#### [Task to carry out]
Every line in the data below that holds "JSON" should be found and copied.
*** Records for this task Section Begins ***
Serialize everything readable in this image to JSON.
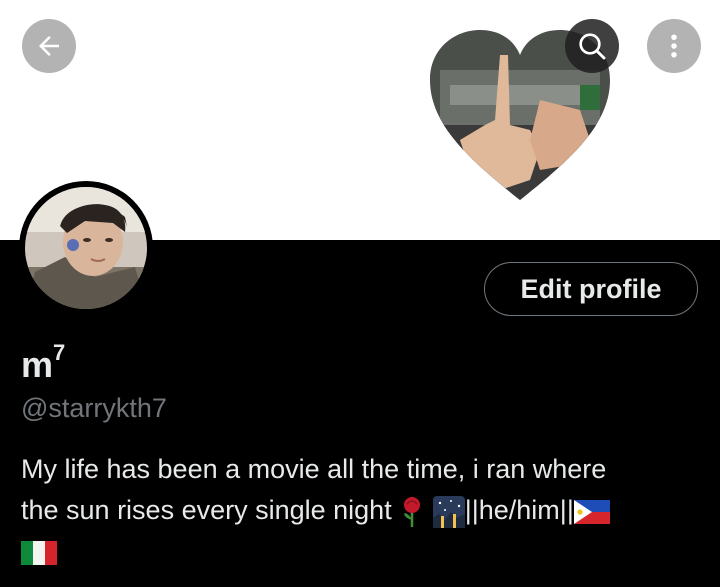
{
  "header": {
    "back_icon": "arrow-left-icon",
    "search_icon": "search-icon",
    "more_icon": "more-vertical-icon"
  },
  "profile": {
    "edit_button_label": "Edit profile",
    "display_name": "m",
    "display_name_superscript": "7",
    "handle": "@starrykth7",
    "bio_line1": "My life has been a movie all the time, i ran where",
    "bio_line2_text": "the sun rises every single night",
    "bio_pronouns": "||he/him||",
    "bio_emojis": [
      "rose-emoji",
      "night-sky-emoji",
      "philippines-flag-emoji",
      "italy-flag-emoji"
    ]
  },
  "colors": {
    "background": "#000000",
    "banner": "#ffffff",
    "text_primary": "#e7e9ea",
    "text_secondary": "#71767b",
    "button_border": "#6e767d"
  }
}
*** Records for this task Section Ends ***
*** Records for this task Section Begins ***
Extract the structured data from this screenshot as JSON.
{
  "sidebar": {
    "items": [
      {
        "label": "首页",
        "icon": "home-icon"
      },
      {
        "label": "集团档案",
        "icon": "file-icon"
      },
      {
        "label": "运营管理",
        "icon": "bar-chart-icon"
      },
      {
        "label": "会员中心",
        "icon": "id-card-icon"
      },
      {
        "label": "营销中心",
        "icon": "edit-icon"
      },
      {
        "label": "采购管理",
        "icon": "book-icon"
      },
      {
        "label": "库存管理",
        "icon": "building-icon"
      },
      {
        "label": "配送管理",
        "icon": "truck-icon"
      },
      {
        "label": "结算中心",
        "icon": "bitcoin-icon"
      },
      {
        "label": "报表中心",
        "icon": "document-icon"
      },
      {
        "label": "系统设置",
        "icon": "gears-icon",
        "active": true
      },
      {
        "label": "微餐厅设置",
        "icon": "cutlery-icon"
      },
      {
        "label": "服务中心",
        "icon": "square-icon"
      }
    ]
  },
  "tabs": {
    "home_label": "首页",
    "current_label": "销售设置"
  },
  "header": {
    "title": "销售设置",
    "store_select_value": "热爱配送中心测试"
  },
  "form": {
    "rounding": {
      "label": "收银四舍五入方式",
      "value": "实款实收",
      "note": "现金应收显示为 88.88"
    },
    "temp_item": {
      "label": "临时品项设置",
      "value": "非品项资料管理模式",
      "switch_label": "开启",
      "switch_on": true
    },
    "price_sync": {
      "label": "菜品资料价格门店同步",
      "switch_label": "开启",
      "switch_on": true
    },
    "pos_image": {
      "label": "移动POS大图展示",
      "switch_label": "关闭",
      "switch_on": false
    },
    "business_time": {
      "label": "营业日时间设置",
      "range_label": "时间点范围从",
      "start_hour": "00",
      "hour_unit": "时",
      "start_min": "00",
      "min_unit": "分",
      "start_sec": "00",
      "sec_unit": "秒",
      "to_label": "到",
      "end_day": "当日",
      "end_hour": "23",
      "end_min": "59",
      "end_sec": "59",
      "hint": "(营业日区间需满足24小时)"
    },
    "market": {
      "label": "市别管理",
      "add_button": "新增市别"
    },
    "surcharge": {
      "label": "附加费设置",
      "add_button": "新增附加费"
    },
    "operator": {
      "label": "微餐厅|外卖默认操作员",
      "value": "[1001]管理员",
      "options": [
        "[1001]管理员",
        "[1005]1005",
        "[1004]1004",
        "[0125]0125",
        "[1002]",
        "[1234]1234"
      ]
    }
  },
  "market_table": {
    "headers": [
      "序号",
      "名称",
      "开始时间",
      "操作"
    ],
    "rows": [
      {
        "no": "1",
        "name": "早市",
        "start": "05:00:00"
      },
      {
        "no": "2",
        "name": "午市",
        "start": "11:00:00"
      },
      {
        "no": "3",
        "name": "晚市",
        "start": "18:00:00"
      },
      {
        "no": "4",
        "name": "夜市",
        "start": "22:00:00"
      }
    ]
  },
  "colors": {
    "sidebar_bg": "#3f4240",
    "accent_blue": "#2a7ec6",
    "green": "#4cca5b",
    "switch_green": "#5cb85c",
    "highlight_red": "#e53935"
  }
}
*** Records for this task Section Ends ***
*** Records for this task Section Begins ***
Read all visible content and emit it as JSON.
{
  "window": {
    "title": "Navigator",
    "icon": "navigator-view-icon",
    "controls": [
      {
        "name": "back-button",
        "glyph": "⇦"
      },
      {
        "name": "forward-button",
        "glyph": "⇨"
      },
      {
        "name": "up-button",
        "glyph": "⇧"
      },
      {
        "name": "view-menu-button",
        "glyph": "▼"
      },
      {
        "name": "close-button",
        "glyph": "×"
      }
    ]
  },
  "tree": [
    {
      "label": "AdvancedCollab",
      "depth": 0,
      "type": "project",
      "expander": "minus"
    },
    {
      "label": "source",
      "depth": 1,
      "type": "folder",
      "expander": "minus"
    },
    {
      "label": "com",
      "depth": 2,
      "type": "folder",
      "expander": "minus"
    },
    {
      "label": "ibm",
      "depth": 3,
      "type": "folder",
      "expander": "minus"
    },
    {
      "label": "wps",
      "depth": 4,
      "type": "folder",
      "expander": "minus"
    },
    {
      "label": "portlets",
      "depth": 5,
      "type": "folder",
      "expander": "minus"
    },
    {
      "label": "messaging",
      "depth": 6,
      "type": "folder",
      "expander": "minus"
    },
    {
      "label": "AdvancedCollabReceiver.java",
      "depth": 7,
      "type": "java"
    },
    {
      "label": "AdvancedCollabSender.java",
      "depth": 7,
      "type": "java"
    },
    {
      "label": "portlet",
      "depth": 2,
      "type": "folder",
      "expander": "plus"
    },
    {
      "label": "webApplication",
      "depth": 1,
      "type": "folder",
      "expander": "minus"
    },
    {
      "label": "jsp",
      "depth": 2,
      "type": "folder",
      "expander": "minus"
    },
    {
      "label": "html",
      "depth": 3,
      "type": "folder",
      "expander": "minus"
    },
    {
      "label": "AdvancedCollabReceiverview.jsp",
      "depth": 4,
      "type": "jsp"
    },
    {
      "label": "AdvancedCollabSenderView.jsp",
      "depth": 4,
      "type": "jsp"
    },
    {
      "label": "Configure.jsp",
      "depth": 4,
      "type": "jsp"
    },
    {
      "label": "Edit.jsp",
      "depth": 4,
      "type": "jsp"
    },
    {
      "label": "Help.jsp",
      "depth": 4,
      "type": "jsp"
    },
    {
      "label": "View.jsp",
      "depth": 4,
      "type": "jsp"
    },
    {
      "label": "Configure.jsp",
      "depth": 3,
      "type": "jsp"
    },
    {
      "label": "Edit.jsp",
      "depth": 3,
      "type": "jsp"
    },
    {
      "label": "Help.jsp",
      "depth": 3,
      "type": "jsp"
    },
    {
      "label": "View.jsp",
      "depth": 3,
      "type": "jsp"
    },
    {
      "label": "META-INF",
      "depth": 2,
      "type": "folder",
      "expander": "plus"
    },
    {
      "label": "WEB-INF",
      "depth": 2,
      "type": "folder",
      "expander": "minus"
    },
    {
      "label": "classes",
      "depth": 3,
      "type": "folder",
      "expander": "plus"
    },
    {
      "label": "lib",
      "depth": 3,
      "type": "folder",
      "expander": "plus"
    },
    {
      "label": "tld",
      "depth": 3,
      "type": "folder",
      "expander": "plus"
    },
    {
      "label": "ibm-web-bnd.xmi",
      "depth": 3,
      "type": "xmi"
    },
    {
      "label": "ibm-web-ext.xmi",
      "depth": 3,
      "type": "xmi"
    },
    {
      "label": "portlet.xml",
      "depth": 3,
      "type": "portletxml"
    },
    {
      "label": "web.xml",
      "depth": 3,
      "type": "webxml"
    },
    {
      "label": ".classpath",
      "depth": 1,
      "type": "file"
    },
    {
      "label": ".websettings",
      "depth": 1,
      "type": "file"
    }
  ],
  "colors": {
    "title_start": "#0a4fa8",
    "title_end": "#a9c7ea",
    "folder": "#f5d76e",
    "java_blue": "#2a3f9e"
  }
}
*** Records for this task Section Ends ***
#### [Response box]
Serialize everything readable in this image to JSON.
Extract the structured data from this screenshot as JSON.
Read all visible content and emit it as JSON.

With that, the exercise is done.